In post fight interviews, Tua (33-1/28) was ecstatic. When Larry Merchant pressed him on his overall poor performance and reminded him that Lou Duva had told him that he needed a knockout to win, Tua calmly replied "And I did just that." By contrast, Rahman was visibly upset, and with good measure. He got off a good line himself claiming that his record "is 29 wins and 1 robbery". He has a point.
Rahman's team announced that they would seek an immediate rematch from the IBF. They should get it. Not only is Tua's victory highly tainted, but the IBF should be more than willing to squeeze another sanctioning fee out of both camps. At the earliest, the winner of that rematch won't fact the undisputed champion until summer 1999...plenty of time to sort this out.

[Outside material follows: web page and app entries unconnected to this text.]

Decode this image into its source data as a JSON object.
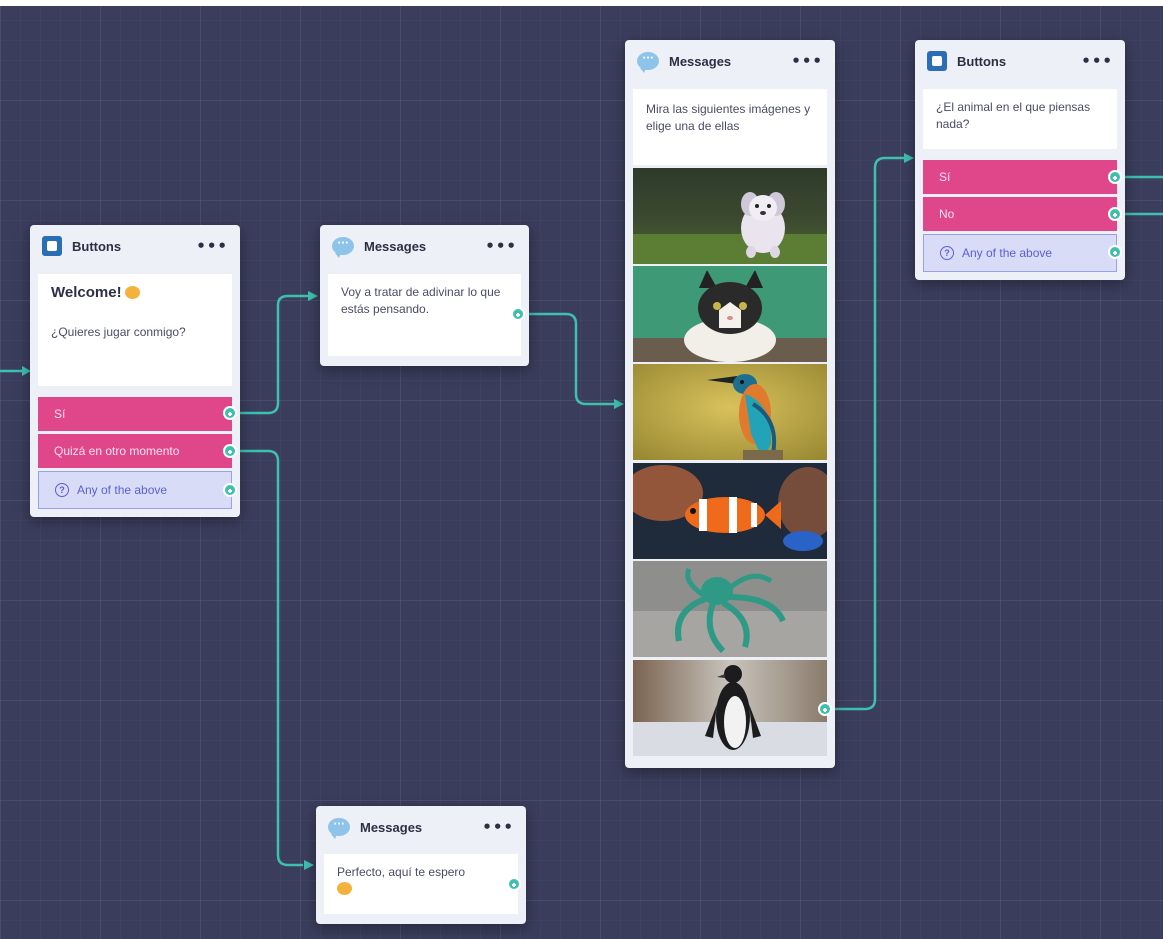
{
  "colors": {
    "canvas": "#3a3d5c",
    "wire": "#3fbfae",
    "choice": "#e0468a",
    "fallback": "#d9dcf6",
    "buttons_icon": "#2a6fb5",
    "messages_icon": "#8ec3ea"
  },
  "node_welcome": {
    "type": "Buttons",
    "icon": "square-block-icon",
    "menu": "•••",
    "heading": "Welcome!",
    "heading_emoji": "hugging-face-emoji",
    "text": "¿Quieres jugar conmigo?",
    "options": [
      "Sí",
      "Quizá en otro momento"
    ],
    "fallback": "Any of the above"
  },
  "node_guess": {
    "type": "Messages",
    "icon": "speech-bubble-icon",
    "menu": "•••",
    "text": "Voy a tratar de adivinar lo que estás pensando."
  },
  "node_images": {
    "type": "Messages",
    "icon": "speech-bubble-icon",
    "menu": "•••",
    "text": "Mira las siguientes imágenes y elige una de ellas",
    "images": [
      "dog",
      "cat",
      "kingfisher",
      "clownfish",
      "octopus",
      "penguin"
    ]
  },
  "node_question": {
    "type": "Buttons",
    "icon": "square-block-icon",
    "menu": "•••",
    "text": "¿El animal en el que piensas nada?",
    "options": [
      "Sí",
      "No"
    ],
    "fallback": "Any of the above"
  },
  "node_wait": {
    "type": "Messages",
    "icon": "speech-bubble-icon",
    "menu": "•••",
    "text": "Perfecto, aquí te espero",
    "emoji": "hugging-face-emoji"
  }
}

The story of the fight, however, was not the quick stoppage, but the poise showed by Rahman. Previously apathetic in his performances, Rahman showed patience, determination and a solid game plan tonight. His ability to use his jab to halt Tua came as a shock to many. And although he grew tired late in the bout, his demise was equal parts the result of a late punch and a bad call.
For his part, David Tua comes off the loser, despite the W in the record book. Dominated for virtually the entire bout, Tua took a lot of leather. While he continues to show awesome power late in the fight, he may not get to the second half of many bouts getting hit as much as he did tonight.
1998 ended with a bang. With two potential rematches in the works, 1999 offers much to look forward to.
-Genaro Hernandez, the man Floyd Mayweather beat to win his WBC title, officially retired this week. Although he was in the running for a shot at WBC lightweight champ Cesar Bazan, Hernandez opted to retire after a scan found trace amounts of blood in his brain. Although it's unknown if this came from his fight with Mayweather, Hernandez did note that in his announcement that he took more punishment in that fight than in most of his fights combined. Although Hernandez's meddle was questioned after he retired on his stool vs. Mayweather and DelaHoya, in my opinion he was a true warrior. He epitomized the "thinking" fighter, he was an excellent and pure boxer, and he could trade when he had to. What's more, you cannot mention Genaro Hernandez without bringing up his sportsmanship. In and out of the ring, Hernandez is a class act. Good luck, Chicanito, and thanks for the memories.
-Also retiring this week was Christy Martin. Last night she was beaten to a bloody pulp in losing to unknown women's fighter Sumya Anani over 10 rounds. Martin was out on her feet in the third, and ended the fight with a swollen shut eye and blood stained trunks. In her post fight interview, she bawled openly and claimed she would retire because she could never fight Lucia Rijker....a fight that has often been offered to her, but has always been turned down over purse demands. To Christy Martin, I say good riddance. Although she brought women's boxing to the mainstream on the Tyson-Bruno undercard, she had recently sent it back to sideshow status by partaking in gross mismatches and ducking real competition. Her monetary demands, frequent contract disputes, and excruciatingly easy schedule made her a classic Don King fighter. And who needs another one of those?
© 2001 Chris Bushnell. All rights reserved.